Finish: Lightly fruity. Firmer. Cacao
Conclusion: Another recalibration of a brand which was originally released in 1992. Now a range of rums between five and 17 years old aged respectively in ex-Bourbon, ex-whiskey, and Cognac, then blended. One cube of ice would be sufficient methinks. Have it as an Old-Fashioned or rum Manhattan.
Brand: St Lucia Distillers, Vendôme still 2011, Cask #198 [RMW exclusive], 60% [St.Lucia] AUTUMN 2020 RELEASE

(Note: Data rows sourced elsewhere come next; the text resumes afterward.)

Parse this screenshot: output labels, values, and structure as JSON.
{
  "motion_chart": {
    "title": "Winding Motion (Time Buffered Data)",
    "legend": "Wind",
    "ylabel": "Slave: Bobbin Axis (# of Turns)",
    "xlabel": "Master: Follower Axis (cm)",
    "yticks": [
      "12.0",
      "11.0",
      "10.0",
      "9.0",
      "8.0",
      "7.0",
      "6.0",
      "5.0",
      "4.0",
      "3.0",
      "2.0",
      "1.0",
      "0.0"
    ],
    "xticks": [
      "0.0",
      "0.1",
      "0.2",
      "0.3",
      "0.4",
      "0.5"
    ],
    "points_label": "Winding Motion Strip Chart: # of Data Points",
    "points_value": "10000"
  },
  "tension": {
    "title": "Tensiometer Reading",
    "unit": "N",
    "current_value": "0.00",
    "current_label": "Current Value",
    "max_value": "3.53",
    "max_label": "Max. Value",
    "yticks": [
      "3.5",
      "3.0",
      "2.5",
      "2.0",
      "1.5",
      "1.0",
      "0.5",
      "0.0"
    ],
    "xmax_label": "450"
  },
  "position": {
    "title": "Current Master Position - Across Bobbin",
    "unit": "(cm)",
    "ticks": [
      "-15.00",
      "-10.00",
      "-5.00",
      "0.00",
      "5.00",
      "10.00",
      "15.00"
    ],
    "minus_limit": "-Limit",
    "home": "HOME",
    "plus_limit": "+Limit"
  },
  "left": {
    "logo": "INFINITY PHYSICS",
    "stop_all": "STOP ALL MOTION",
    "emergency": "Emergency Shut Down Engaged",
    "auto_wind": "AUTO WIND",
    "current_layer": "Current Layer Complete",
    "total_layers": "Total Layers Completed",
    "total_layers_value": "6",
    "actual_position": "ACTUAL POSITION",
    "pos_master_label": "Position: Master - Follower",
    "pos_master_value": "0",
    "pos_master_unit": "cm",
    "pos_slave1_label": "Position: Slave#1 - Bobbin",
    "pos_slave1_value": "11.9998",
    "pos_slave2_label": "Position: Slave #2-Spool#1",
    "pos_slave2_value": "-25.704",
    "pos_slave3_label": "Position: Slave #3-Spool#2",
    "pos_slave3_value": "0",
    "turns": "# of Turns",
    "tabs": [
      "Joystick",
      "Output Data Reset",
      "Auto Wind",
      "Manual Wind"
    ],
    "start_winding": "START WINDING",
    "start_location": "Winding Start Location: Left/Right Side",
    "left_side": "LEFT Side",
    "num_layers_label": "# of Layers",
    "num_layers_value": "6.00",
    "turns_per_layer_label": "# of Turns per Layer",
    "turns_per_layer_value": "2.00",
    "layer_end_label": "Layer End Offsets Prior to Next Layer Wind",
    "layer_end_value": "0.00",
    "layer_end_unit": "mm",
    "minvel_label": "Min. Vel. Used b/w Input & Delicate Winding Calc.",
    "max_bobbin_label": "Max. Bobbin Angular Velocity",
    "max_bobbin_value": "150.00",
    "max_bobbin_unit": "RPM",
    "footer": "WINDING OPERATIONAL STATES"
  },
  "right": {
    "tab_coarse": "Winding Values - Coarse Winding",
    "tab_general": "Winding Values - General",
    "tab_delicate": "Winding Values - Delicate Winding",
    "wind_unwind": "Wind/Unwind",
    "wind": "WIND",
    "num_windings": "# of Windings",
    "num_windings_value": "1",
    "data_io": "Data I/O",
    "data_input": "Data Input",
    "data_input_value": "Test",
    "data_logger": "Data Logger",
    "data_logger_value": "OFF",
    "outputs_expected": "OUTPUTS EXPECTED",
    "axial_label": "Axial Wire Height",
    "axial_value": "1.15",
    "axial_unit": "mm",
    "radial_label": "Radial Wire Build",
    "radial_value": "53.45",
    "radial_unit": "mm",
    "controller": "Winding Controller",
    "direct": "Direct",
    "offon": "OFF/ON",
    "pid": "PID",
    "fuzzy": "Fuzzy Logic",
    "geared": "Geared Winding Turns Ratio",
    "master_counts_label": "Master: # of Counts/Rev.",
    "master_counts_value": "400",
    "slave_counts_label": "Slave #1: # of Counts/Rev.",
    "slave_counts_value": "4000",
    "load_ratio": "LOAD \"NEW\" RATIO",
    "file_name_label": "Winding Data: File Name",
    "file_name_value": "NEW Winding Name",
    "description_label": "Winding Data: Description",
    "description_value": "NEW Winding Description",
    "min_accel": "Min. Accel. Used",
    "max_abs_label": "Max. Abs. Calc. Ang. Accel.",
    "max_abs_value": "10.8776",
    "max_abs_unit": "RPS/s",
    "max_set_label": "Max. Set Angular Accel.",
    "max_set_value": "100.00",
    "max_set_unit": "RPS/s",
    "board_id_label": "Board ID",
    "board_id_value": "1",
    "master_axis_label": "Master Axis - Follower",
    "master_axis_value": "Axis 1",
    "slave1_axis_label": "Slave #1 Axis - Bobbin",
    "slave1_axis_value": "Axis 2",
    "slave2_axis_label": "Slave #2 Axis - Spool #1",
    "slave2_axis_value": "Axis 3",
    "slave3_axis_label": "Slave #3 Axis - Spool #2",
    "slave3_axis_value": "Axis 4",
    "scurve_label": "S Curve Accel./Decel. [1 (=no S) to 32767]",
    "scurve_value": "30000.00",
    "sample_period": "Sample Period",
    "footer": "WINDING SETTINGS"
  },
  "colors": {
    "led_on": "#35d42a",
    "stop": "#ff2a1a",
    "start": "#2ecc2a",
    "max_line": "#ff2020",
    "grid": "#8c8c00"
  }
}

Nose: This is wild and weird. A syrup made from herbs, galangal, turmeric, and saffron behind which are baked fruits and dried mango. The fruits are imbued with the oddly compelling smell of decay that’s also bound up with resin. Slightly similar to Yellow Chartreuse. With water there’s something of an antique bookbinders – leather, glue, old paper. Utterly bonkers.
Palate: Big, off-dry, and bittersweet. It pushes to the extremes in every direction yet somehow holds together. Here’s acidic/green and overripe fruits, molasses and a vegetal cane like note, then the scented oxidised note of Shaoxing wine. Remarkably it’s not too hot. Water beings out some dryness and a greater tension, though that’s released in the mid palate with a reduction of the fruits, before the acidity starts twanging again.

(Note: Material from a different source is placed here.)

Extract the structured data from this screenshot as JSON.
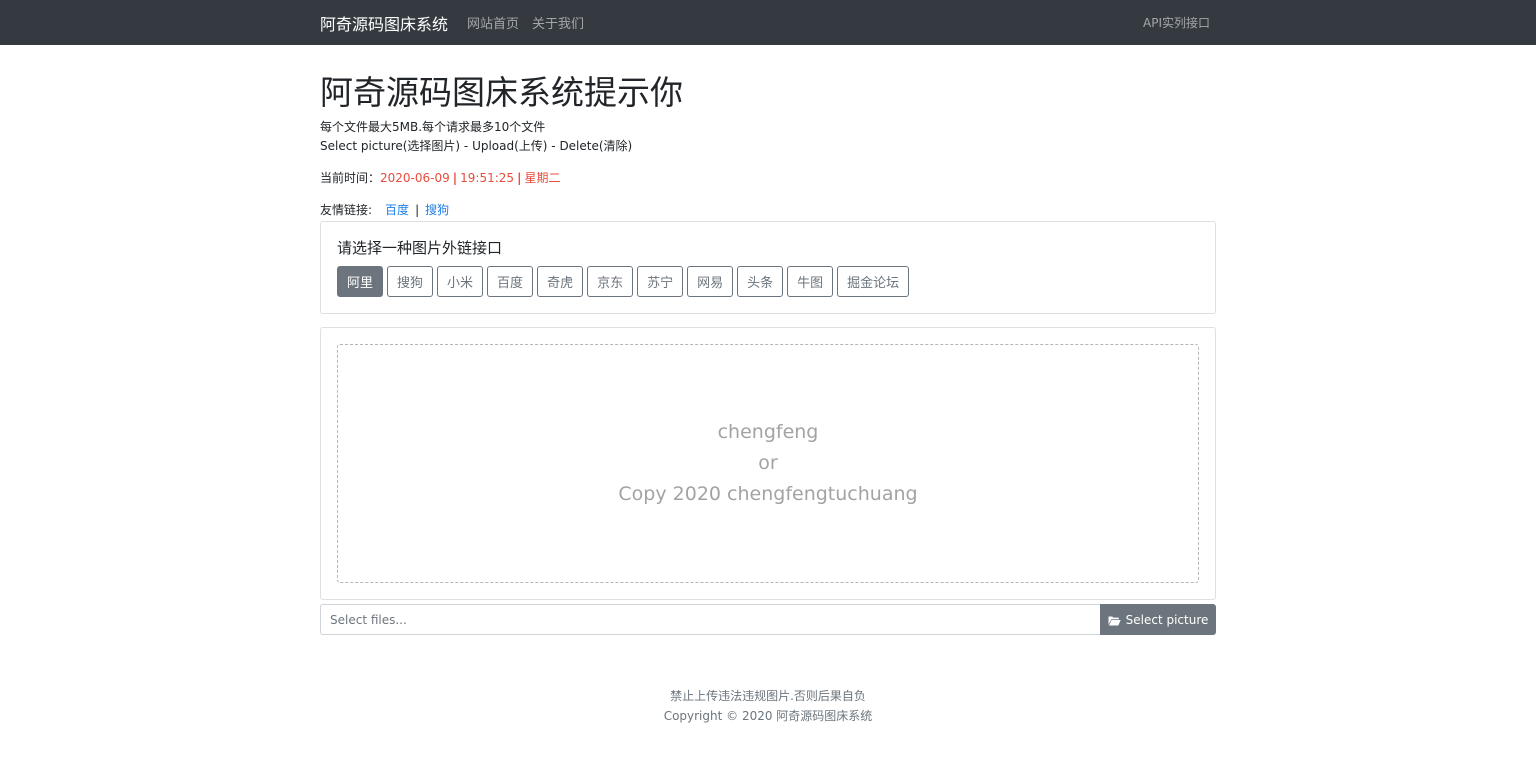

Finish: Cassia and then tobacco. Somehow, the honeyed fruit re-emerges, bruised but alive.
Conclusion: Utterly bonkers. A one-off surely… but hang on …

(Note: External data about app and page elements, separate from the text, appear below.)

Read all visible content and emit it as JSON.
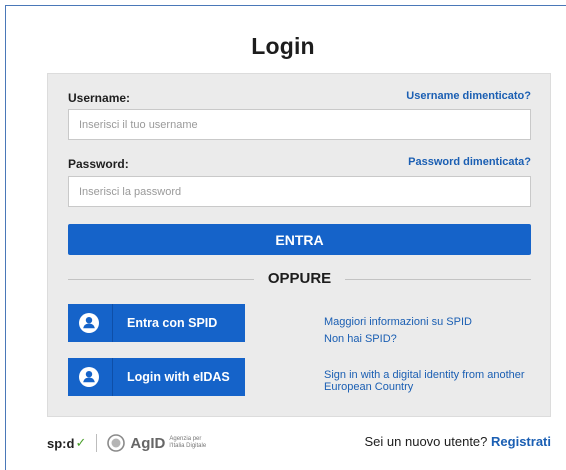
{
  "page": {
    "title": "Login"
  },
  "form": {
    "username_label": "Username:",
    "username_forgot_link": "Username dimenticato?",
    "username_placeholder": "Inserisci il tuo username",
    "username_value": "",
    "password_label": "Password:",
    "password_forgot_link": "Password dimenticata?",
    "password_placeholder": "Inserisci la password",
    "password_value": "",
    "submit_label": "ENTRA"
  },
  "divider": {
    "text": "OPPURE"
  },
  "identity_providers": [
    {
      "button_label": "Entra con SPID",
      "icon": "person-circle-icon",
      "links": [
        "Maggiori informazioni su SPID",
        "Non hai SPID?"
      ]
    },
    {
      "button_label": "Login with eIDAS",
      "icon": "person-circle-icon",
      "links": [
        "Sign in with a digital identity from another",
        "European Country"
      ]
    }
  ],
  "footer": {
    "spid_logo_text": "sp:d",
    "agid_logo_text": "AgID",
    "agid_subtext_line1": "Agenzia per",
    "agid_subtext_line2": "l'Italia Digitale",
    "new_user_text": "Sei un nuovo utente?",
    "register_link": "Registrati"
  },
  "colors": {
    "accent": "#1563c9",
    "link": "#1b5fb3",
    "panel_background": "#ebebeb",
    "spid_tick": "#4aa02c"
  }
}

Brand: St Lucia Distillers, Vendôme still 2011, Cask #173 [RMW exclusive], 60% [St.Lucia] AUTUMN 2020 RELEASE
Nose: Punchy, with some metal polish, then bay rum and a slightly medicinal quality that simultaneously manages to be sweet and dry at the same time. A savoury acidic green tomatillo-like element (plus some prickly pear). Leaner than the other cask with more evidence of structure. It needs time to get going, but when it does there’s some weight and, with water, a reassuring aroma of toasted marshmallow and this a bittersweet molasses element alongside wild honey.
Palate: Initially it seems controlled, then it leaps recklessly into this teeming world of cane skimmings, damson, rampant spices, gentian, calamus and absinthe, all allied to high acidity. There’s some substance, especially in diluted state allowing an almost orthodox fruity/honeyed anchor.
Finish: A touch of acetone. Lean acidity. Dandelion and burdock.
Conclusion: These are must-try rums.
Brand: Worthy Park oloroso, 55% [Jamaica]
Nose: This is brimming with muscovado sugar, hascap [sort of blueberry/black grape], creme des mûres, and some red liquorice. Just as you get used to this thick, sweetness there’s a tinge of tart blackberry that then takes a left turn into teriyaki sauce. With water there’s pomegranate molasses and more obvious oak.
Palate: A palate-coater: massive, oily, thick and very deep. The oloroso comes into focus – the shared treacle like qualities between it and molasses, then raisin and prune notes adding a slightly bittersweet element. Great feel, good grip, and structure. Water softens things, and a greater resolution between the two elements.
Finish: Jaffa cakes!
Conclusion: More evidence that Worthy Park does make exceedingly elegant rums. This started off in ex-bourbon casks in Jamaica, before being finished in oloroso casks in Denmark. Recommended.
Brand: Worthy Park Quatre Vins, 50% [Jamaica]
Nose: If the oloroso is all about immediate impact, then this is more restrained. There’s light spices and a slightly drier nose but also a greater clarity, with toffee cream, black banana/plantain, cashew butter, then honey. With water, there’s the tiniest hint of sulphur.
Palate: Soft with a little oiliness. Honey and spiced and while there’s black fruits once again there’s also an intense spiciness and oak. Higher acidity as well though the slight sharpness is reduced when water is added. Now the interplay between sweetness and spice is clearer, the oak comes into focus as well as a more overt vinous texture.
Finish: Apricot jam and honey.
Conclusion: Another Jamaica/Denmark mix: ex-Bourbon in the former country, then two years in Montbazillac, Sauternes, Moscatel, and Jurançon sweet wine casks. It’s on the verge of spending too long in the latter.